Monday, September 9, 2013

A Hyde and Hudson Sunday

On Sunday afternoon, the Handsome Husband and I headed up to our former home town, Glens Falls (NY) to visit the Hyde Collection. For those who don't know it, the Hyde Collection is an art museum, the likes of which few small cities could ever hope for.

We visited the Hyde Collection many times in the years that we lived in Glens Falls, but never once have I seen a line waiting to get in. There was a line this Sunday, however. Why? Because there is only one week left of the special exhibit of Georgia O'Keeffe's Lake George works. It has been a very popular exhibit since it opened in June.
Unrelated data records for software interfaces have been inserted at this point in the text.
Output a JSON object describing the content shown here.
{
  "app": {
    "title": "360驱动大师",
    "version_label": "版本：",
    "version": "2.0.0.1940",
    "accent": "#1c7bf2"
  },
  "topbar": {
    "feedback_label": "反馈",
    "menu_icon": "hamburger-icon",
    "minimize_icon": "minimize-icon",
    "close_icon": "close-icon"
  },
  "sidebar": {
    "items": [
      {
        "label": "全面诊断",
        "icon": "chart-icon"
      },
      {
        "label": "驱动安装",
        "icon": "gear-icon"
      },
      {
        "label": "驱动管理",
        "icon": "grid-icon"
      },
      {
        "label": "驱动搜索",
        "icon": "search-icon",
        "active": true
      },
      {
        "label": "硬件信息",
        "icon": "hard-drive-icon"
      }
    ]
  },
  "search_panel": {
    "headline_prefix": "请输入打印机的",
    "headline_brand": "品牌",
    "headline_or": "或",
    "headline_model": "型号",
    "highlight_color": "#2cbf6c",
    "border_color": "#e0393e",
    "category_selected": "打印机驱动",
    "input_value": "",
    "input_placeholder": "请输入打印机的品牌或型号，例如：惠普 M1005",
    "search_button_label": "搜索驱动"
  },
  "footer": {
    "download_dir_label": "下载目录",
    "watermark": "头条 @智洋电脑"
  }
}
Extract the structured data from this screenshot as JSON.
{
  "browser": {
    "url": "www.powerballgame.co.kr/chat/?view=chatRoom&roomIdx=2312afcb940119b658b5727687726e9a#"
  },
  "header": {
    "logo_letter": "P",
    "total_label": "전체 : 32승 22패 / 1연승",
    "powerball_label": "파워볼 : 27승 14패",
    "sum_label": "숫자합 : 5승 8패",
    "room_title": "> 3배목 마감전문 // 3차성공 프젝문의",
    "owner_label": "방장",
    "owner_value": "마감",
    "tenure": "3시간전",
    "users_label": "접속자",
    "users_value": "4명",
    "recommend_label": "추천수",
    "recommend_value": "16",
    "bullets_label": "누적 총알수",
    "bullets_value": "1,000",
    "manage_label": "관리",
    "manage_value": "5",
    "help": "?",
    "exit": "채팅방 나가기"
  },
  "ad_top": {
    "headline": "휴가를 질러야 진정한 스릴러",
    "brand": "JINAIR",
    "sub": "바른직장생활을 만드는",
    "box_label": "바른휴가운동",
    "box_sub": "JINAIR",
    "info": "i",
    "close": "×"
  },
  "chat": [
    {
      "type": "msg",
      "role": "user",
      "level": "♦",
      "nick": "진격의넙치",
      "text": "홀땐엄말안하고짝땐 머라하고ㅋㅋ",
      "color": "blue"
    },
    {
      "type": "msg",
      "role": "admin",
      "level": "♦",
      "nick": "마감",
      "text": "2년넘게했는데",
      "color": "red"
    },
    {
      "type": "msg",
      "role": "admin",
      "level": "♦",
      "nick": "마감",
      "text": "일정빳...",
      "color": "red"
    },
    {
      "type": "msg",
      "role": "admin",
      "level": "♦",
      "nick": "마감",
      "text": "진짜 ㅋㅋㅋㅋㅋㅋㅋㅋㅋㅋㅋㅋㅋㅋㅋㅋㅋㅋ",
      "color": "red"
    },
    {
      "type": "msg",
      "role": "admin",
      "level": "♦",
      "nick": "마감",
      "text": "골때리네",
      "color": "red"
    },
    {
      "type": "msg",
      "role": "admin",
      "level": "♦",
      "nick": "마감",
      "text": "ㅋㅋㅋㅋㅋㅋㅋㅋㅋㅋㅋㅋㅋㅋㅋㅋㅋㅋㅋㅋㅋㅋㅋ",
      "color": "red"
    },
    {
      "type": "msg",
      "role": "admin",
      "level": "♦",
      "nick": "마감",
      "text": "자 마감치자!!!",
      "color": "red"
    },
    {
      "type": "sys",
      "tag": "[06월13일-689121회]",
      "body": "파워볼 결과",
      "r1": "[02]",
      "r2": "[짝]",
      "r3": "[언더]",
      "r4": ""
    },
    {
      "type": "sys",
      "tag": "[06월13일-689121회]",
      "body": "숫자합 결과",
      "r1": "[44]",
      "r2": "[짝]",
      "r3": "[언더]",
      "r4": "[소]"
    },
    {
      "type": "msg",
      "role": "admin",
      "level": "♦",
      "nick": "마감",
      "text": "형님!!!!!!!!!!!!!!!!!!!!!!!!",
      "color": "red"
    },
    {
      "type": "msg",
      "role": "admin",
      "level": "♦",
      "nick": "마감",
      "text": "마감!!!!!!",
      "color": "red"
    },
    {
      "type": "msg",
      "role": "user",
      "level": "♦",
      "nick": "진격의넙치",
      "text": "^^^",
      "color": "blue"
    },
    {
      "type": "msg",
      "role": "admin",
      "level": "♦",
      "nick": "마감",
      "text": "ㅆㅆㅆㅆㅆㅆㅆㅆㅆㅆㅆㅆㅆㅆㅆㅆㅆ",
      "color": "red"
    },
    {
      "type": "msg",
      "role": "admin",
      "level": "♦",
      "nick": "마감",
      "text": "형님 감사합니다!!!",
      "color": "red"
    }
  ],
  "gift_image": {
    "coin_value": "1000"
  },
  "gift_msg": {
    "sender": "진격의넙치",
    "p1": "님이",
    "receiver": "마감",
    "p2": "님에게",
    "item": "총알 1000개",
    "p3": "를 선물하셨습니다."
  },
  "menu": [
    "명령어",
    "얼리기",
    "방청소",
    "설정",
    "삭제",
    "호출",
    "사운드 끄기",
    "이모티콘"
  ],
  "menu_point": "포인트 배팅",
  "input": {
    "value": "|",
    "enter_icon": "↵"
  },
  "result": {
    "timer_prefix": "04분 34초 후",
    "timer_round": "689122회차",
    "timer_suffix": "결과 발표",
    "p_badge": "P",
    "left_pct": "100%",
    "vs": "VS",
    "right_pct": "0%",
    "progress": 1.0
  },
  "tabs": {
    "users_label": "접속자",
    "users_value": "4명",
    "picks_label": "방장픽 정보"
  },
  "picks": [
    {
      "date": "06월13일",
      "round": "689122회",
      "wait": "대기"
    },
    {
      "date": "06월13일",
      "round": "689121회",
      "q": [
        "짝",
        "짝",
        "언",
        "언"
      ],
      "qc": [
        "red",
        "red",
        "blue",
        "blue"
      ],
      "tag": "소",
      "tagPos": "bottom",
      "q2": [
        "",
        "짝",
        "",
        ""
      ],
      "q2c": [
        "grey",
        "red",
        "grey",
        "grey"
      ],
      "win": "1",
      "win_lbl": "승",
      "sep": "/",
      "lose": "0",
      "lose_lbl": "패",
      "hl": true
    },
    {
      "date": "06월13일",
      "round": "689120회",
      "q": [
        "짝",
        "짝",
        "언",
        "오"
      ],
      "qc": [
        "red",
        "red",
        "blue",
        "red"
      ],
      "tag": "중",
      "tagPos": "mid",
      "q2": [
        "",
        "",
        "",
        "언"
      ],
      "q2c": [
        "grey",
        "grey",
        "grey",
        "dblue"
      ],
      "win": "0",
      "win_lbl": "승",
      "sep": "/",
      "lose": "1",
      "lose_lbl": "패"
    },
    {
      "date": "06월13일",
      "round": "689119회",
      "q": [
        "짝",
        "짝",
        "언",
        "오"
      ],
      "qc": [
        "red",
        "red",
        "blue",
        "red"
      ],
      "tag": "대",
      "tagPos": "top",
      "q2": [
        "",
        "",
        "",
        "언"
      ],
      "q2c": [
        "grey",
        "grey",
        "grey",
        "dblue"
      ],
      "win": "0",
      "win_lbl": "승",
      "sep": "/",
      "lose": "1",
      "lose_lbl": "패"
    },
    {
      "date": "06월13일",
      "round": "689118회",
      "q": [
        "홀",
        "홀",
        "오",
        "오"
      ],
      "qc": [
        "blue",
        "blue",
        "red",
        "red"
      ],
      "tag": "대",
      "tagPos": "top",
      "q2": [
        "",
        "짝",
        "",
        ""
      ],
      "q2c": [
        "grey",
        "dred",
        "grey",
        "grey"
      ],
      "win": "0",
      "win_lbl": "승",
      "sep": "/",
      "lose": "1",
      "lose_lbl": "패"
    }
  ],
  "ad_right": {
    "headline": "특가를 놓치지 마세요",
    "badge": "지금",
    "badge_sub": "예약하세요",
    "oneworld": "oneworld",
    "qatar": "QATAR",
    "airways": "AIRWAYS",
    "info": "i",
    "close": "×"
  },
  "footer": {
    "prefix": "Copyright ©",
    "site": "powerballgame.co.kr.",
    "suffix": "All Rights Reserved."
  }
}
We had a pretty good deal. Our Malta/Round Lake library lends a museum pass to the Hyde Collection. Had we paid full price admission to the museum and exhibit, it would have cost us $24. With the library's pass, nada.  A very nice perk for library patrons. I am told that many libraries do this now; that is, lend passes to museums in their area. Check out your local library for similar deals.
The O'Keeffe exhibit closes next Sunday, September 15, so if you haven't seen it yet, I recommend going.

After we viewed the O'Keeffe works and toured the rest of the museum (many of those paintings are like old friends to us by now) we strolled around back to see the new butterfly garden that has been put in.  
I couldn't resist trying to take an O'Keeffe-like close-up of an impatiens blossom.  How do you think I did? I think I came pretty close to the painting in the banner above.
The little garden is lovely and it has an unusual view. The Hyde house and its amazing art collection grew from money made at the Finch Paper Mill (formerly Finch Pruyn) in Glens Falls. The families that owned the mill built their houses overlooking it. We always rather liked the juxtaposition of the fine art and the rugged industry that financed it.
That's part of the wood yard, above, where the logs are brought in to be cleaned of bark and then chipped before it becomes pulp.
The two large silos on the left are for wood chips: one for soft wood and the other for hard wood. Once they are mixed to the desired percentage, they travel across the canal to become pulp, and eventually, fine paper. How do I know all of this? My youngest son works there.

We left Glens Falls in the late afternoon and began to follow the Hudson south toward home.
We stopped first at the Fort Edward yacht basin where one good-sized boat was tied up for the night. This part of the river is also part of the Champlain Canal system.
A little further south, we veered over onto Fort Miller, a quiet island in the Hudson with lovely old homes and pastures.

Well, it used to be quiet, anyway. I am not sure how things are there now with the Hudson River dredging project still not completed. We saw lots of dredging barges anchored off the southern end of Fort Miller, just north of Schuylerville. This has been a dragged out, controversial project to remove PCBs from the upper Hudson.

Back on the mainland, we continued south along the river to Schuylerville and stopped at a restaurant that was new to us.

The Kitchen is a small-ish place, adjacent to a bed and breakfast inn on the main street in Schuylerville. It was cheerful, the food was good, and a little fancier than the name implies. I liked the roasted zucchini soup I started with. Delicious! The HH* and I both agreed that The Kitchen was a restaurant we would happily go to again.

After dinner, as night drew in, we left the banks of the Hudson and headed west across the still rural areas of Saratoga County toward home.  Really, it was quite a nice way to spend a September Sunday.

*HH=Handsome Husband